May 25 , 2017
Last month in this column I added my voice to the urgent call by law firms, in-house counsel, bar associations, and court officials from throughout the United States to protect Legal Services Corporation (LSC) against the threatened elimination of its federal funding. I am pleased to report that the immediate crisis has been averted. In a deal reached by Congress to keep the federal government funded through September, appropriations for LSC have been preserved at current levels, keeping in place a critical resource for helping America deliver on its pledge of equal justice under the law.
Today, I would like to address another issue related to access to justice: court fees, fines and costs. Article I, section 12 of the Illinois Constitution provides that “[e]very person … shall obtain justice by law, freely, completely, and promptly.” Ill. Const. 1970, art. I, §12. Unfortunately, over time, this promise has been eroded by increasingly burdensome court filing fees, costs and fines. Skyrocketing charges are adversely affecting all court users. For our most vulnerable citizens, those charges can be an insurmountable barrier to full participation in our system of justice. Statutory Court Fee Task Force, Illinois Court Assessments: Findings and Recommendations at 7 (2016).
Mindful of these concerns, the General Assembly established a Statutory Court Fee Task Force as part of the Access to Justice Act (705 ILCS 95/1 et seq. (West 2014)) enacted in 2013. The Task Force, a bipartisan group which included members appointed by representatives from all three branches of state government, was charged with responsibility for conducting “a thorough review of the various statutory fees imposed or assessed on criminal defendants and civil litigants” and then submitting a report containing its findings and any recommendations to the Supreme Court and the General Assembly. 705 ILCS 95/25 (a), (d) (West 2014).

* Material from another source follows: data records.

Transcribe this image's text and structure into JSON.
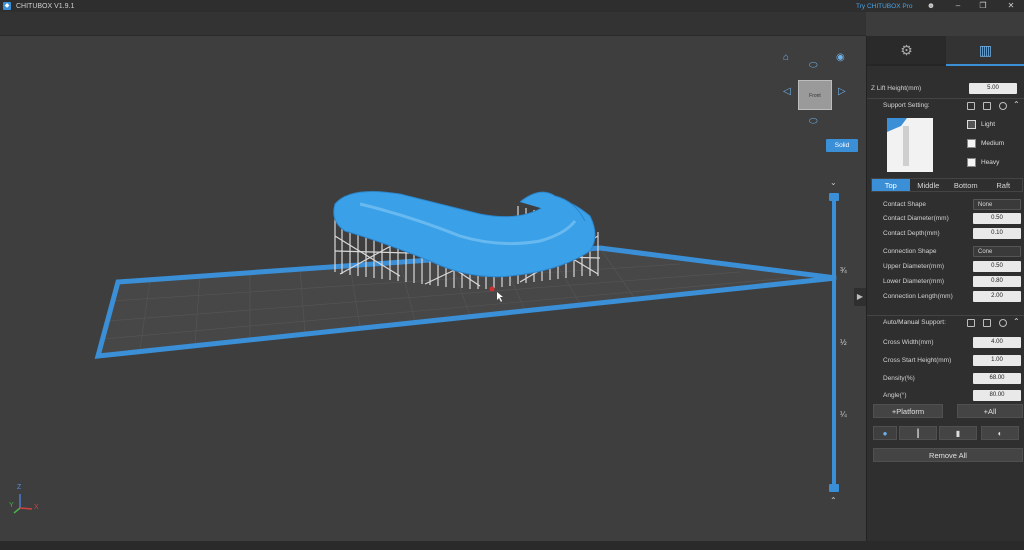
{
  "app": {
    "title": "CHITUBOX V1.9.1",
    "try_link": "Try CHITUBOX Pro",
    "icons": [
      "user-icon",
      "minimize-icon",
      "restore-icon",
      "close-icon"
    ]
  },
  "viewport": {
    "viewcube_label": "Front",
    "solid_label": "Solid",
    "slider_labels": [
      "¾",
      "½",
      "¼"
    ],
    "axis": {
      "z": "Z",
      "y": "Y",
      "x": "X"
    },
    "colors": {
      "model": "#3aa0e8",
      "plate_border": "#3a8fd6",
      "support": "#d8d8d8",
      "background": "#3e3e3e"
    }
  },
  "panel": {
    "tabs": [
      {
        "name": "settings-tab",
        "icon": "gear-icon"
      },
      {
        "name": "support-tab",
        "icon": "support-icon"
      }
    ],
    "z_lift_label": "Z Lift Height(mm)",
    "z_lift_value": "5.00",
    "support_setting_label": "Support Setting:",
    "density": {
      "light": {
        "label": "Light",
        "checked": true
      },
      "medium": {
        "label": "Medium",
        "checked": false
      },
      "heavy": {
        "label": "Heavy",
        "checked": false
      }
    },
    "segments": [
      "Top",
      "Middle",
      "Bottom",
      "Raft"
    ],
    "active_segment": "Top",
    "top_fields": {
      "contact_shape": {
        "label": "Contact Shape",
        "value": "None"
      },
      "contact_diameter": {
        "label": "Contact Diameter(mm)",
        "value": "0.50"
      },
      "contact_depth": {
        "label": "Contact Depth(mm)",
        "value": "0.10"
      },
      "connection_shape": {
        "label": "Connection Shape",
        "value": "Cone"
      },
      "upper_diameter": {
        "label": "Upper Diameter(mm)",
        "value": "0.50"
      },
      "lower_diameter": {
        "label": "Lower Diameter(mm)",
        "value": "0.80"
      },
      "connection_length": {
        "label": "Connection Length(mm)",
        "value": "2.00"
      }
    },
    "auto_manual_label": "Auto/Manual Support:",
    "auto_fields": {
      "cross_width": {
        "label": "Cross Width(mm)",
        "value": "4.00"
      },
      "cross_start": {
        "label": "Cross Start Height(mm)",
        "value": "1.00"
      },
      "density": {
        "label": "Density(%)",
        "value": "68.00"
      },
      "angle": {
        "label": "Angle(°)",
        "value": "80.00"
      }
    },
    "platform_button": "+Platform",
    "all_button": "+All",
    "remove_all_button": "Remove All"
  }
}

The Task Force recently concluded its work. It made four key findings. First, a growing belief that the court system should be self-funded rather than supported through general government revenue sources has resulted “in a complex web of filing fees, fines, surcharges, and other costs,” the cumulative effect of which has been to “undermine the state’s commitment to provide its citizens with access to the courts in civil proceedings, while distorting and unduly increasing the financial repercussions associated with criminal and traffic charges.” Second, court fines and fees are constantly increasing and are outpacing inflation. Third, there is excessive variation across the state in the amount of assessments imposed for the same type of proceedings, an inconsistency that threatens the fairness, real and perceived, of the current system. Fourth and finally, the assessments have a severe and disproportional impact on low and moderate income individuals. Absent relief from runaway court costs, “more and more Illinois residents will be forced to decide between protecting their legal rights and paying their basic living expenses.” Statutory Court Fee Task Force, Illinois Court Assessments, supra at 1-2.
Based on these findings, and with the input and support of the Administrative Office of the Illinois Courts, the Task Force urged the General Assembly to simplify and streamline the current statutory fee provisions and impose caps on the amount of fees that can be assessed in civil cases. The Task Force also recommended that current fee waiver statutes and court rules be amended to permit financial relief from assessments in civil cases for Illinois residents living in or near poverty. Corresponding recommendations were made with regard to assessments imposed on defendants in criminal cases. In addition, the Task Force proposed that the Supreme Court revamp the process by which fines are calculated in cases involving minor traffic offenses and recommended that the General Assembly adopt a checklist to help guide it in determining whether and how future assessments should be implemented. Statutory Court Fee Task Force, Illinois Court Assessments, supra at 33-35.
In response to the Task Force’s report, Representatives Steven Andersson and Elaine Nekritz introduced House Bill 2591. That proposed legislation, which has now attracted numerous additional co-sponsors, would implement the Task Force’s key recommendations. To do so, it would repeal various laws and amend numerous existing codes and acts, including the Clerks of Court Act and the Code of Criminal Procedure of 1963. Massive in length (301 pages), but clear in purpose, the bill promises to significantly reduce barriers faced by Illinoisans unable to afford the standard fines and fees imposed under current law and help make sure that the judicial system is accessible to all, regardless of income. Everyone concerned with achieving those vital goals should be watching the fate of HB 2591 as the General Assembly’s current session nears its conclusion.